The iconic 1970s shag hairstyle continues to adorn both celebrity and common heads, though with continually revamped and updated style. A versatile 'do on both men and women, the purposely disheveled look suits most any hair type. However, those with particularly fine hair should avoid this cut. A shag cut can reflect varied personalities, from wild and long to shorter and more tamed. Famous faces such as David Bowie and David Cassidy showed off the shag style in the 1970s.

The Cut

A 1970s shag consists of layers throughout the hair, with shorter layers on top and longer layers at the bottom. The choppy nature of the shag gives hair definition and movement. A skilled stylist can adapt a shag to work well with your hair texture, face shape and best features. If you have a large forehead, for example, the addition of long blunt bangs will minimize it. Layers that stop at your jawline or cheekbones will highlight those features.


The most important component of the shag cut is the layers. Razor cutting commonly achieves the heavily layered look. This technique involves razoring the ends of the hair to achieve a sharp, angled, choppy effect. Shorter layers at the top of the head create height and volume. Layers can be cut to any length but the shag will work best on mid-length to longer hair. Thinning shears give the style more definition and make it more manageable on particularly thick hair.
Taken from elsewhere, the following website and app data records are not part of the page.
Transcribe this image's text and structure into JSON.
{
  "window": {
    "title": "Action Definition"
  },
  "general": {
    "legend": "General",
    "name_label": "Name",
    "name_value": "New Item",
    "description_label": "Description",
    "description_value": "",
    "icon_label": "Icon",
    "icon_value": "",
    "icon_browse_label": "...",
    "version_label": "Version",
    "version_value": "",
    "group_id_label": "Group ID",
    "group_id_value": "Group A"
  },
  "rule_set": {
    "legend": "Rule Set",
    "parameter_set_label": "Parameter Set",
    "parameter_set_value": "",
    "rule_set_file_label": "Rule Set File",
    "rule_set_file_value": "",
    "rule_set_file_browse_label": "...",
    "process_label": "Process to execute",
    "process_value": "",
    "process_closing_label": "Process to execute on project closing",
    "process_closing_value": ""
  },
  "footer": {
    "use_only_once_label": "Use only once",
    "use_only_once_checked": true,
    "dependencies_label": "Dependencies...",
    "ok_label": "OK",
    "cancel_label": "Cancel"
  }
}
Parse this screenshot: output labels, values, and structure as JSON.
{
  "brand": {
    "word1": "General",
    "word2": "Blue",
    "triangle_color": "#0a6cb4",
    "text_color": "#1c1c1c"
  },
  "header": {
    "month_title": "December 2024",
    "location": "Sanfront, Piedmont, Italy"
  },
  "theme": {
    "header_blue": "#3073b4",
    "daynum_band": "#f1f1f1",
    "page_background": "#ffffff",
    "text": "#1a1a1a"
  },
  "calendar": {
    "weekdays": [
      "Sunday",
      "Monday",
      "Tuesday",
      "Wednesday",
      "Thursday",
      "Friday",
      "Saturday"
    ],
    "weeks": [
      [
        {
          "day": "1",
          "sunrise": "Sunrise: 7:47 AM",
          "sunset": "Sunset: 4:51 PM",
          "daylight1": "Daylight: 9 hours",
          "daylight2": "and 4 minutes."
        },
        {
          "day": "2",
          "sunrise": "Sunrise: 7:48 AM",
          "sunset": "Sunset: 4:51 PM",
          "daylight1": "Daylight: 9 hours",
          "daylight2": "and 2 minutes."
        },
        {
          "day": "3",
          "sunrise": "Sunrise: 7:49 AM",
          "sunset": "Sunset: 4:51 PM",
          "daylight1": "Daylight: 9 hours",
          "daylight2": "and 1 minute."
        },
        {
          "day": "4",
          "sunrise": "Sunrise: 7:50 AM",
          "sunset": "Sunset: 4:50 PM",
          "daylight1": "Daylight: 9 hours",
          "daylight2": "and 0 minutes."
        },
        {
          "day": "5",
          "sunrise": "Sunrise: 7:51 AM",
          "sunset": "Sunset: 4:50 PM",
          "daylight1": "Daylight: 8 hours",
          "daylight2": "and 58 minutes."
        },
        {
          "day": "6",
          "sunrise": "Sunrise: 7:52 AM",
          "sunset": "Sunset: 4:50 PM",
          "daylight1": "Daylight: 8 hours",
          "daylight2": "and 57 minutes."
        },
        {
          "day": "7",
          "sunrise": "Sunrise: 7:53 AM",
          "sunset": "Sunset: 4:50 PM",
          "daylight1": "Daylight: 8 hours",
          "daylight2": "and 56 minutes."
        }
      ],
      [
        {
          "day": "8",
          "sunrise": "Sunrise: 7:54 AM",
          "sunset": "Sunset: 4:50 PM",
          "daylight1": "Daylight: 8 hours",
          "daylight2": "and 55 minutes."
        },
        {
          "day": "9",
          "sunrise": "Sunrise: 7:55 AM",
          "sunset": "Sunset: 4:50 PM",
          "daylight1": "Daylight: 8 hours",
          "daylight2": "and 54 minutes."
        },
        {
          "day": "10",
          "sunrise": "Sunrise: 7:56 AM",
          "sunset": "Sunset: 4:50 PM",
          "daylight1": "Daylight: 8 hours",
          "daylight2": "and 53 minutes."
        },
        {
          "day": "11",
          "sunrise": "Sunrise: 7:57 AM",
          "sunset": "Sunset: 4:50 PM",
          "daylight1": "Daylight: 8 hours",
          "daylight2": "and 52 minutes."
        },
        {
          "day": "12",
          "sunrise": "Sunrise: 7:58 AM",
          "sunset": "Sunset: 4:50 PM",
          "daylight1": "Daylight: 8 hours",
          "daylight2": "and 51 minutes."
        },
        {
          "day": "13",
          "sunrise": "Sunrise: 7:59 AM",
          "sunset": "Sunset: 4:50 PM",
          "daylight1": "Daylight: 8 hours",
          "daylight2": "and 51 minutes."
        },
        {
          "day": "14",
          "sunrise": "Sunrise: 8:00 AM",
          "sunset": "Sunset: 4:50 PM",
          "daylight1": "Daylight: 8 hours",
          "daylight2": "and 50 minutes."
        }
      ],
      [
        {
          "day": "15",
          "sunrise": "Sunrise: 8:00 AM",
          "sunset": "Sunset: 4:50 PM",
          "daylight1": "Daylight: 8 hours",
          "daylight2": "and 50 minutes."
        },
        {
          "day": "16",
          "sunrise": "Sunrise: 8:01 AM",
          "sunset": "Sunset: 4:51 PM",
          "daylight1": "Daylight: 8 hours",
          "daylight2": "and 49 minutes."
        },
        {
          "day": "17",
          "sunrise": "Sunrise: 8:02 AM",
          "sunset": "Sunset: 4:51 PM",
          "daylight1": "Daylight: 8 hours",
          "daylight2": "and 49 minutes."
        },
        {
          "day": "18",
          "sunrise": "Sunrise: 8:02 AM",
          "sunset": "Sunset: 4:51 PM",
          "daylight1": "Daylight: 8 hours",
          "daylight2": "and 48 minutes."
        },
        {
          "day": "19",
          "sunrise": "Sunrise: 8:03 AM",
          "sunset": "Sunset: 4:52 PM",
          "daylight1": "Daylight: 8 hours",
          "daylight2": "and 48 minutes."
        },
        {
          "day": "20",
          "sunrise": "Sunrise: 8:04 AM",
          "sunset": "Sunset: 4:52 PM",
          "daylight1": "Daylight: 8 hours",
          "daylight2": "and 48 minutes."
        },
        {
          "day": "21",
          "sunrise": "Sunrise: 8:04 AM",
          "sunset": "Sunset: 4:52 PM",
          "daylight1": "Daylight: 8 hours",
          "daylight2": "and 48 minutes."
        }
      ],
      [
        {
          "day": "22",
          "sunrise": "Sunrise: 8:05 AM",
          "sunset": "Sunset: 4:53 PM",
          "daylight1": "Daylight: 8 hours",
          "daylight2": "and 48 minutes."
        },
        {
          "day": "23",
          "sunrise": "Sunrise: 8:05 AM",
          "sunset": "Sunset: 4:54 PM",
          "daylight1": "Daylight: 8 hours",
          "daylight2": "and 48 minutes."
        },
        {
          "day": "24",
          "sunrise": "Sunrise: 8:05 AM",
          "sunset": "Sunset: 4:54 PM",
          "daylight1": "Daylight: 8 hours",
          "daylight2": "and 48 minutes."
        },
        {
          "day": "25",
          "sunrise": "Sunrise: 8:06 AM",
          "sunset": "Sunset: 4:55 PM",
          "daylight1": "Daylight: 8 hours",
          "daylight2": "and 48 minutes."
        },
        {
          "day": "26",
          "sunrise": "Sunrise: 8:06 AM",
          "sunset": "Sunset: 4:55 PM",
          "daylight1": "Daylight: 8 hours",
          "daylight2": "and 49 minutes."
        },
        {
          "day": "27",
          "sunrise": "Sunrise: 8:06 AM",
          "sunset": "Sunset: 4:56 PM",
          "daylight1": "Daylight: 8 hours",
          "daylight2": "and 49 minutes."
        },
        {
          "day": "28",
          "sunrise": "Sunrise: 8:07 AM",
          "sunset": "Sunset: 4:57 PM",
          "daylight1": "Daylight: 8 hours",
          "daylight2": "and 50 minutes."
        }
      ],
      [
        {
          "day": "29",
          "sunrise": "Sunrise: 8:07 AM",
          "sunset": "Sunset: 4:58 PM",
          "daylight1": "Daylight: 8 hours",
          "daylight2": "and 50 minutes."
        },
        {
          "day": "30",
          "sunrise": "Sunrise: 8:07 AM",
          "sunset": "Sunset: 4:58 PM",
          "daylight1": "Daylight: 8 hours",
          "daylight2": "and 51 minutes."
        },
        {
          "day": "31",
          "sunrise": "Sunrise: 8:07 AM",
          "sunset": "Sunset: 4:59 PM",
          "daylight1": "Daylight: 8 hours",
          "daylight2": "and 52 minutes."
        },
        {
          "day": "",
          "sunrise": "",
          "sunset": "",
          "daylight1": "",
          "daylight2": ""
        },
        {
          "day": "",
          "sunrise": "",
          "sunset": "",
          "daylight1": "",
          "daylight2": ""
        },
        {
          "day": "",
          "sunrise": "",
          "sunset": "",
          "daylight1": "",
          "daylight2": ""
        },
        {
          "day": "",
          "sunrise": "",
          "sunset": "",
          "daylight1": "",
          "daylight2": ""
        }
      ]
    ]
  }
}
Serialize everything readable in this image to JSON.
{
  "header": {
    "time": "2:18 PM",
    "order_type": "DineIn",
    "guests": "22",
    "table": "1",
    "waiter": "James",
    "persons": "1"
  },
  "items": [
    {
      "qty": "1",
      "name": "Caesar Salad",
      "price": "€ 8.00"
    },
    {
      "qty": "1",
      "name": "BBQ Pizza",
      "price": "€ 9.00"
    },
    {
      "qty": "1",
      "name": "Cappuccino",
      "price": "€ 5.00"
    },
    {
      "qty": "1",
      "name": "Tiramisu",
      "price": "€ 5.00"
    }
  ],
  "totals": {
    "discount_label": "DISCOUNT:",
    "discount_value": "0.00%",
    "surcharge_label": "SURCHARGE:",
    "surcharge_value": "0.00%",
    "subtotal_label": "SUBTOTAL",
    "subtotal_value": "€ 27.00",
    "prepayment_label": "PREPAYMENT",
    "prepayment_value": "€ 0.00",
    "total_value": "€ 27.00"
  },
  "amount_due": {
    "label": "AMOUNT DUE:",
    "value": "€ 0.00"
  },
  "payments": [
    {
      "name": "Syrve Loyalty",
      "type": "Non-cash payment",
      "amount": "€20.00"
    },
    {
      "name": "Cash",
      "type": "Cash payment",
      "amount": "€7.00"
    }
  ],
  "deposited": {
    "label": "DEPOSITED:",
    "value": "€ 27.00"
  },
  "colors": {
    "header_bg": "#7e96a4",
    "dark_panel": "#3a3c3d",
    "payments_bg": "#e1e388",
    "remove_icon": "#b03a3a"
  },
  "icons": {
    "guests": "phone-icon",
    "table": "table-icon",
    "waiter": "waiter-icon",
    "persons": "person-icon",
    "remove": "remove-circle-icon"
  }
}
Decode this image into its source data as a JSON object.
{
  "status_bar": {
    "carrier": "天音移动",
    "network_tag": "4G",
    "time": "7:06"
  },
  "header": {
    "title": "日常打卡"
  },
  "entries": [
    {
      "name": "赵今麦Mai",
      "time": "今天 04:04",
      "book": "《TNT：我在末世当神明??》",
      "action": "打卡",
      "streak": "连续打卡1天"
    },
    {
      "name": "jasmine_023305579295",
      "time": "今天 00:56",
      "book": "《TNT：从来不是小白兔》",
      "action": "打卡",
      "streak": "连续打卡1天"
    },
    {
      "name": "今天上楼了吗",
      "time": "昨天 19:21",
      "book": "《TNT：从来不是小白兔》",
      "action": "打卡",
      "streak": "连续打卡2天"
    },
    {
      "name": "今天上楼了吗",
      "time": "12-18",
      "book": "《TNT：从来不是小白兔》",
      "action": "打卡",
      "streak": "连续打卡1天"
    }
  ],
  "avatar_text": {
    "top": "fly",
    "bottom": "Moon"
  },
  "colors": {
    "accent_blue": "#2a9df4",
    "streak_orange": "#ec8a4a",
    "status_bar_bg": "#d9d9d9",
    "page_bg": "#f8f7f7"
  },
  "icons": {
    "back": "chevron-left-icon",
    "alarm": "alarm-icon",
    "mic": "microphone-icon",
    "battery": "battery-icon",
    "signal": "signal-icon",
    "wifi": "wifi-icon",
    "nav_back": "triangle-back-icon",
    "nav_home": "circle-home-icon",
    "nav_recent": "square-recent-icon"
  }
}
The length of your shag will dramatically alter the appearance of your style. The 1970s shag cuts come in a range of lengths from chin-length to past the shoulders. For a fuller or round face, choose a longer cut to elongate your face. Shorter shag cuts can grow out to longer shag styles. Because of the messy nature of the style, it will retain some of its shape during the awkward transition phase.


The shag shouldn't look neat and tidy, but messy and natural. Although at first glance the shag make look like a simple “wash and wear” style, it often involves time invested in meticulously styling the layers in a way that looks undone, similarly to the surfer style. A 1970s shag is suitable for those who want a carefree look but are willing to style it each morning. To keep your shag looking its best, maintain it with regular trims every six to eight weeks.

About the Author

Natalie Baker

Based in Manchester, U.K., Natalie Baker has been a freelance beauty and fashion writer since 2009. Her work appears in the beauty pages of "The Detour Magazine" and online at Just Makeup Artists. Baker is experienced in both television and print journalism, and holds a Bachelor of Arts broadcast journalism from Salford University.